* About this task *
Find all lines in the records that include the word "Today", and copy them out.

===

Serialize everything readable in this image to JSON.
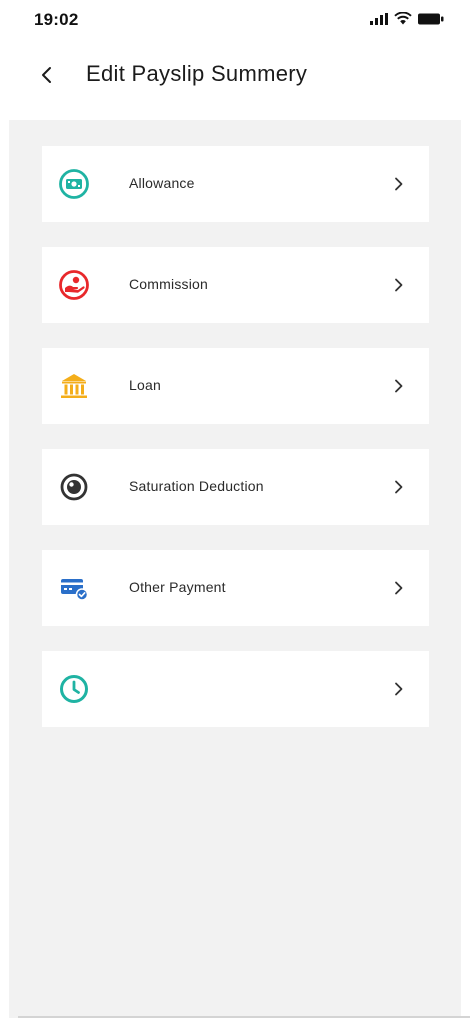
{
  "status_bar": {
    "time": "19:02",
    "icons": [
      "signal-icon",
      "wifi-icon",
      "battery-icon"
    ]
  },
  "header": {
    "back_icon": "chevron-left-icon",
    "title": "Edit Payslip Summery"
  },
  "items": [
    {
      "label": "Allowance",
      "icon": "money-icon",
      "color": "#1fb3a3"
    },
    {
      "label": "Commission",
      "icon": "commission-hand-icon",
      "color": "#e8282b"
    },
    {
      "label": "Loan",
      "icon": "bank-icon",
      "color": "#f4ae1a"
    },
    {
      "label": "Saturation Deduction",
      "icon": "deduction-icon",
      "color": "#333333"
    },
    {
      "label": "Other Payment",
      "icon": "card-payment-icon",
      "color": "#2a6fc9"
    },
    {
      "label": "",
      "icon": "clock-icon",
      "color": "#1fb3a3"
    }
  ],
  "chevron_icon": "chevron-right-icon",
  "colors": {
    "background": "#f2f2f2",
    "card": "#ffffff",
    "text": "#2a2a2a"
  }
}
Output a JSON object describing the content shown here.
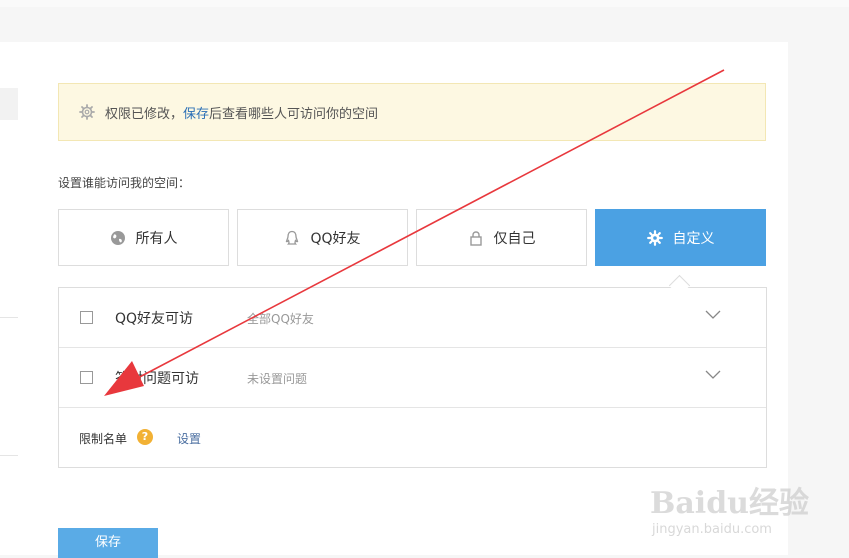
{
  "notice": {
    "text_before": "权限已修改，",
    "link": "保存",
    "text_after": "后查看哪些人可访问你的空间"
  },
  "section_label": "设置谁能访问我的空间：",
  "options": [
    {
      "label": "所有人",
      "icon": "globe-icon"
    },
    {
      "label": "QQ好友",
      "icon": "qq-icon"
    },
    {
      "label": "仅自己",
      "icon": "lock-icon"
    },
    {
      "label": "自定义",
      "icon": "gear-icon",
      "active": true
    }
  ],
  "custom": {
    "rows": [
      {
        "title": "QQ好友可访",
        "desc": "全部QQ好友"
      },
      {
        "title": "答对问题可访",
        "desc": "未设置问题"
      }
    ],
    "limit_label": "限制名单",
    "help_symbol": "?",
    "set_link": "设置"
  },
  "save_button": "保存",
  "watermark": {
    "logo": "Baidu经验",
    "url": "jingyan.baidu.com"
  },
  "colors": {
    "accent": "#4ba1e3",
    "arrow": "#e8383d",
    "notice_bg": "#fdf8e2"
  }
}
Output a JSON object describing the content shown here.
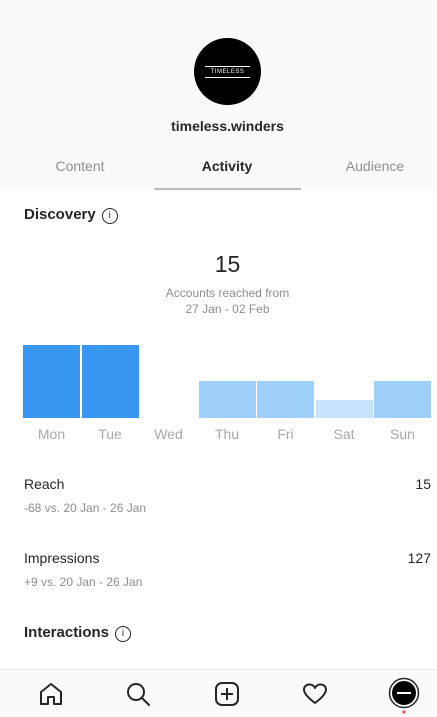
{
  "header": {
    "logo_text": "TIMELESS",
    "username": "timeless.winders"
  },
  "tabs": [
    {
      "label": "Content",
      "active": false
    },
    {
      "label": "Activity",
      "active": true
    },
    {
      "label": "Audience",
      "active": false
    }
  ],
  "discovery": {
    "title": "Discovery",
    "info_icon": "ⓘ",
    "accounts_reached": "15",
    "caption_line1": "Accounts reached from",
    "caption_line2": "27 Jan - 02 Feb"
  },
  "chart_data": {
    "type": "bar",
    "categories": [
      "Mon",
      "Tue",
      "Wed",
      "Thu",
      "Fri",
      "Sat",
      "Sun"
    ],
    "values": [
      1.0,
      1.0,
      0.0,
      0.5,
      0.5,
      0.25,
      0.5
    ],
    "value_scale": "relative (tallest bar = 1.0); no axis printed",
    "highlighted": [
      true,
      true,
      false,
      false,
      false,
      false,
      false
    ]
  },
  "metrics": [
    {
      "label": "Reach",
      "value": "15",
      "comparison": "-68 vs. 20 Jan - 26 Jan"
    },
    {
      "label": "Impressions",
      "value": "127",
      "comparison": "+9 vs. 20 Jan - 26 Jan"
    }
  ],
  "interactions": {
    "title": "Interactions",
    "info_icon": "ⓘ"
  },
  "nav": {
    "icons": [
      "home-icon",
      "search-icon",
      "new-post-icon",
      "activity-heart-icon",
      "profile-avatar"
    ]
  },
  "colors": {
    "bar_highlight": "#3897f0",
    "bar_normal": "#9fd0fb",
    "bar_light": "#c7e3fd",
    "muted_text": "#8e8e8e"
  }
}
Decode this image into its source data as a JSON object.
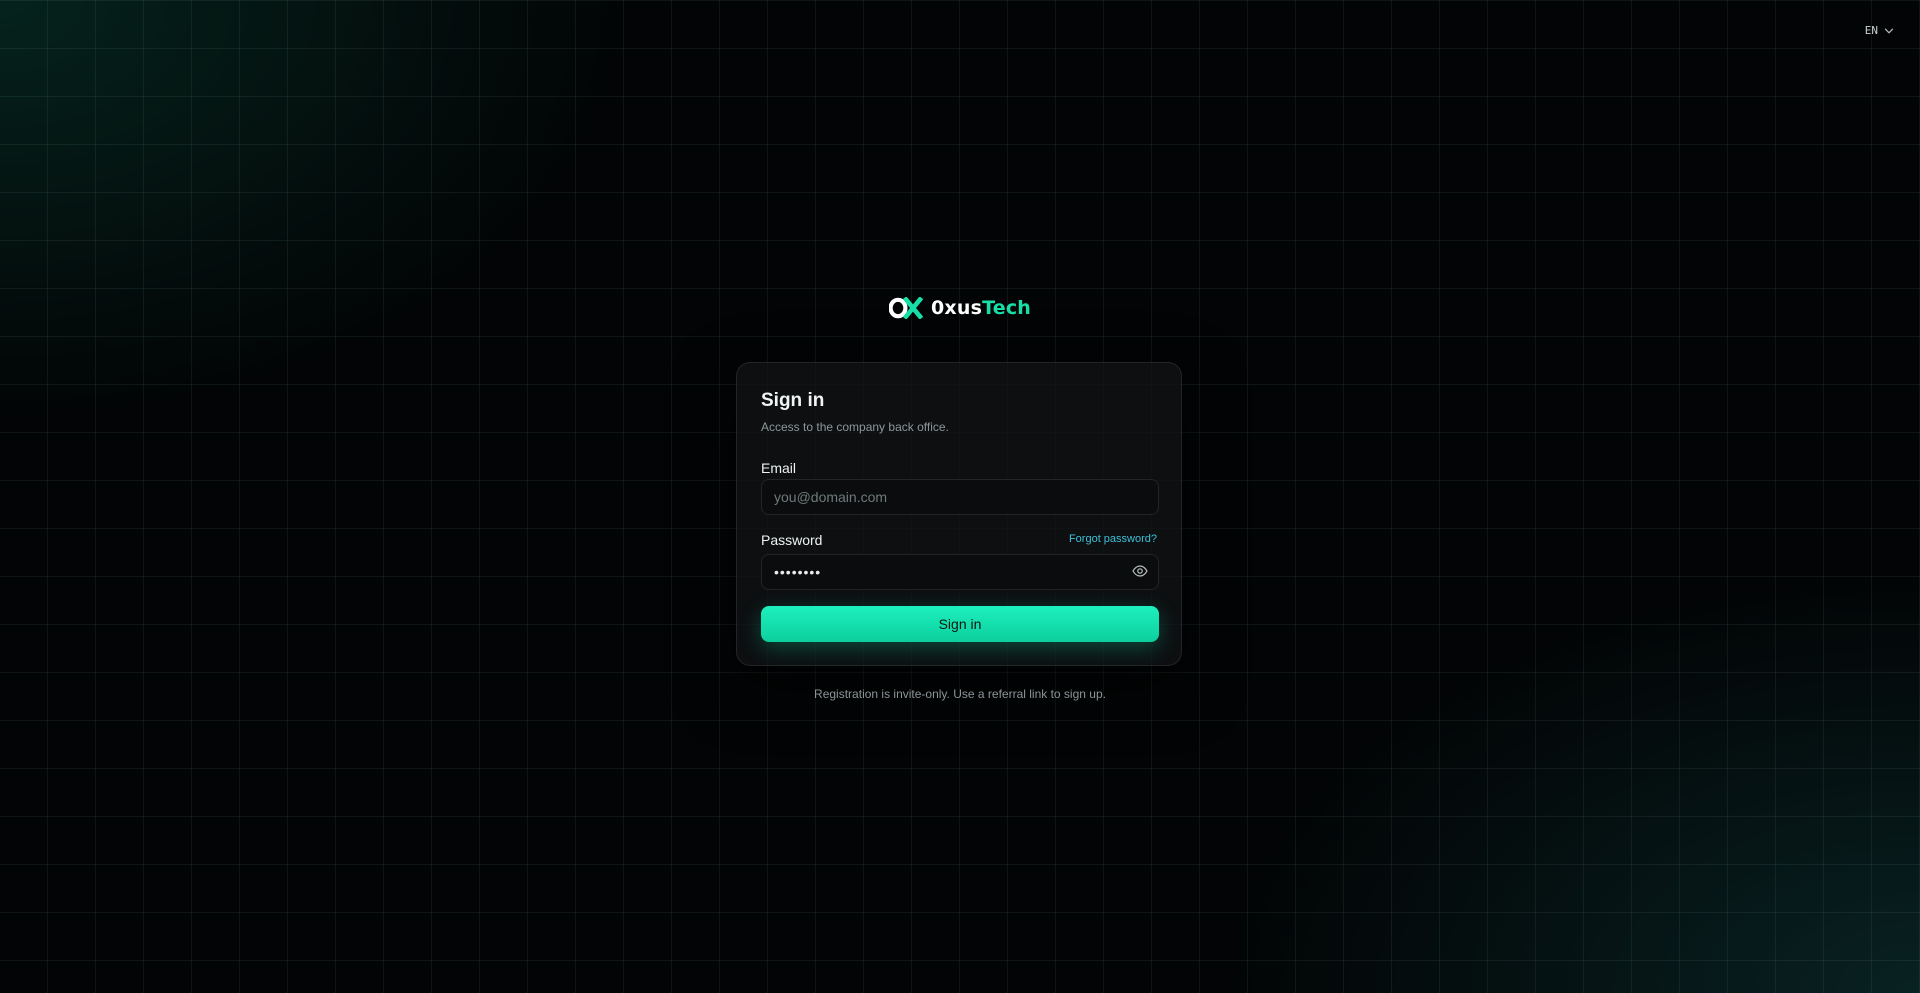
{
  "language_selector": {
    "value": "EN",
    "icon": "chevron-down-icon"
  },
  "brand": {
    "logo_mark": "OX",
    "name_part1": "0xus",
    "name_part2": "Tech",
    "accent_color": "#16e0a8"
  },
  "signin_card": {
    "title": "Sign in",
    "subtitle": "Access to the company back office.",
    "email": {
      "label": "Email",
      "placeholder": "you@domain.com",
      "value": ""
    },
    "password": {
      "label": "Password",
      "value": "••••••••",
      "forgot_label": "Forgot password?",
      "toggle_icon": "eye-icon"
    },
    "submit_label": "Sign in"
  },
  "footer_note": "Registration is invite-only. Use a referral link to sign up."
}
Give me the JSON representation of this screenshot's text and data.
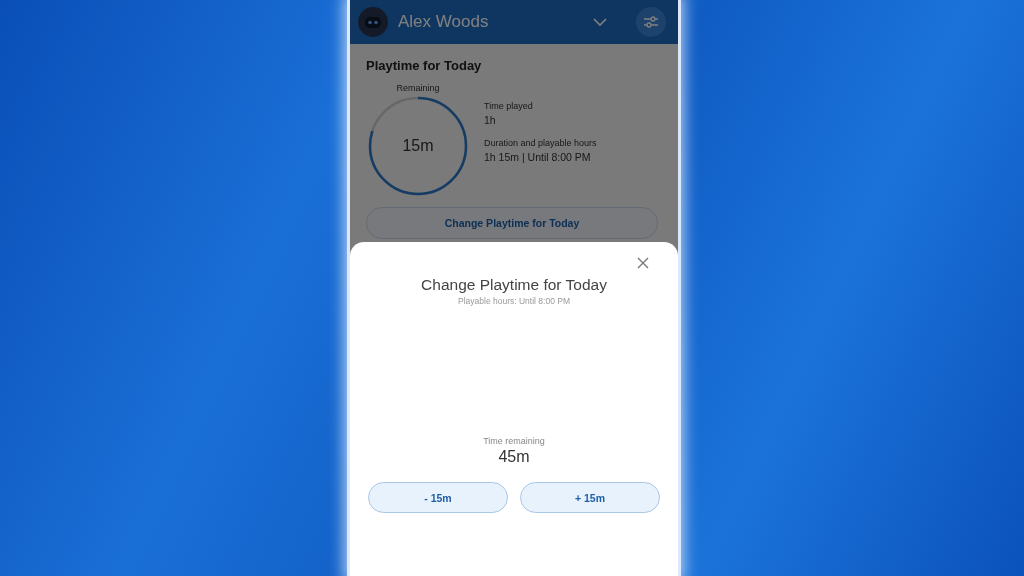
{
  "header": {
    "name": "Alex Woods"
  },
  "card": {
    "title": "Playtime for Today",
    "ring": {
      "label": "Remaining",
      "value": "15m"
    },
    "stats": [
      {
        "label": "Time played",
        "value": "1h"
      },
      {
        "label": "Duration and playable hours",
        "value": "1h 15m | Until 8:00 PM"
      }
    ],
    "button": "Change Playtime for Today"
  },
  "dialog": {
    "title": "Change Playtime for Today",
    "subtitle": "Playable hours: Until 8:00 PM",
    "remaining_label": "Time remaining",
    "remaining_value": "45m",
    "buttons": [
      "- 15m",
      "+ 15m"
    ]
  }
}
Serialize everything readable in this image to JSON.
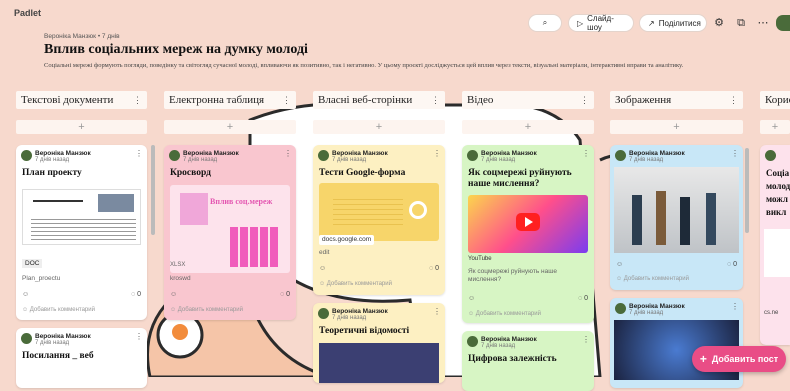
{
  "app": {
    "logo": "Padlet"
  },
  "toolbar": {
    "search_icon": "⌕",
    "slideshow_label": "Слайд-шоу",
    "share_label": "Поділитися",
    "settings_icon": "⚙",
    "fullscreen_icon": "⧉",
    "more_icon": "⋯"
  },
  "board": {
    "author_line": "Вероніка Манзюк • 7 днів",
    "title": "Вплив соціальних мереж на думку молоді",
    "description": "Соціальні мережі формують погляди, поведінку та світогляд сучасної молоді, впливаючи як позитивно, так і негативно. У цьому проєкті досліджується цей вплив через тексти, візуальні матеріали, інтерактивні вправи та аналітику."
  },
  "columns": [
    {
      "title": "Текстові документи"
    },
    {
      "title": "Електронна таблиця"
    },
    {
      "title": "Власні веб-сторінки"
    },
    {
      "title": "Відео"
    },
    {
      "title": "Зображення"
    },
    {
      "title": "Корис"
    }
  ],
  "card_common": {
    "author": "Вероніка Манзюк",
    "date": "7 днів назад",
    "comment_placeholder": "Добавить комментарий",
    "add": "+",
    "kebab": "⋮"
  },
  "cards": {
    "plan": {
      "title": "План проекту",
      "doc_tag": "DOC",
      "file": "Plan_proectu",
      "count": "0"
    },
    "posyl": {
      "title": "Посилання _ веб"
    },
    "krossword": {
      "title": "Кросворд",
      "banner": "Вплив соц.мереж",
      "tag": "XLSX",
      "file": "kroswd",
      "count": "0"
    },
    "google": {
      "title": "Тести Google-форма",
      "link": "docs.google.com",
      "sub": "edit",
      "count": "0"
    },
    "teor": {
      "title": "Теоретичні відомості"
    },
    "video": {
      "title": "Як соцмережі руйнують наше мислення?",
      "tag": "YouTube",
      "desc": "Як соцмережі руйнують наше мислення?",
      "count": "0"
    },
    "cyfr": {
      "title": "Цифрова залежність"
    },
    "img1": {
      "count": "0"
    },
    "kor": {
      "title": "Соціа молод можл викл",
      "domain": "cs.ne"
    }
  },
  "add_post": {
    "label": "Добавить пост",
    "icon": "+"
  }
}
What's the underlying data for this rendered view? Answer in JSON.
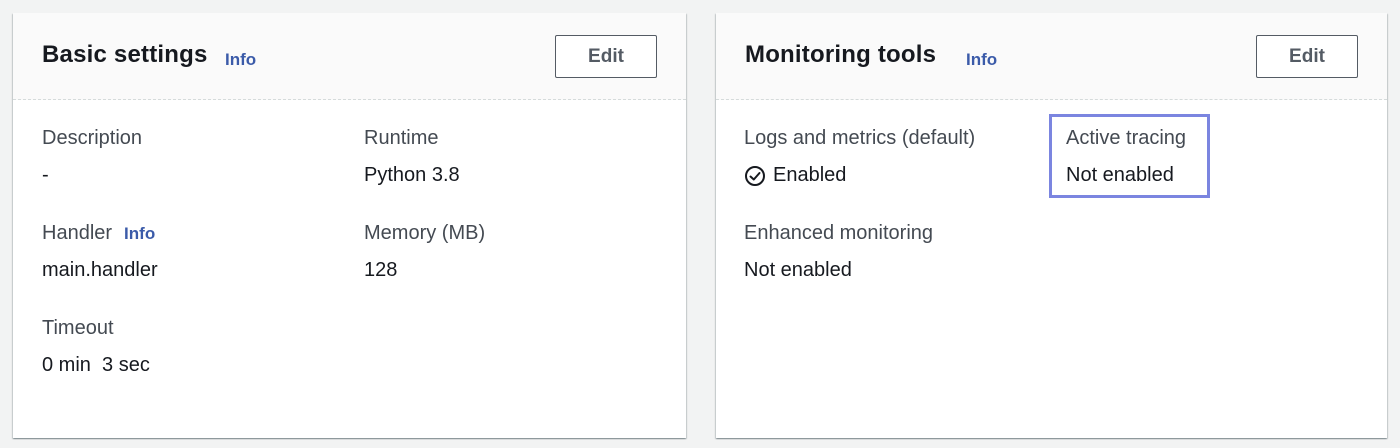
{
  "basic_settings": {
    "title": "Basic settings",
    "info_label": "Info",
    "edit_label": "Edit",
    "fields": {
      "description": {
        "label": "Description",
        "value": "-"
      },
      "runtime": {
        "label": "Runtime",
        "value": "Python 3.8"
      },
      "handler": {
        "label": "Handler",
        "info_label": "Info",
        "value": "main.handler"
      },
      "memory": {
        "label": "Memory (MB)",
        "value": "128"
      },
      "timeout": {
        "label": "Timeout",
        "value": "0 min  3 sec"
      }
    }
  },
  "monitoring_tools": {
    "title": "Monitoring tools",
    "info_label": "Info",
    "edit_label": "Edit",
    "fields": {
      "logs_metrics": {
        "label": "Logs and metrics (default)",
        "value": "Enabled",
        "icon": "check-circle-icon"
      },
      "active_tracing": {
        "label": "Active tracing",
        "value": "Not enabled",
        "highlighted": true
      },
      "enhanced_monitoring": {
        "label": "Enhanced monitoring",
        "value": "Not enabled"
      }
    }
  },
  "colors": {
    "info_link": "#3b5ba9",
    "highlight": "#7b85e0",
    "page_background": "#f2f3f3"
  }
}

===

* Exercise output *
    "title": "Playtime for Today",
    "button": "Change Playtime for Today"
    "title": "Change Playtime for Today",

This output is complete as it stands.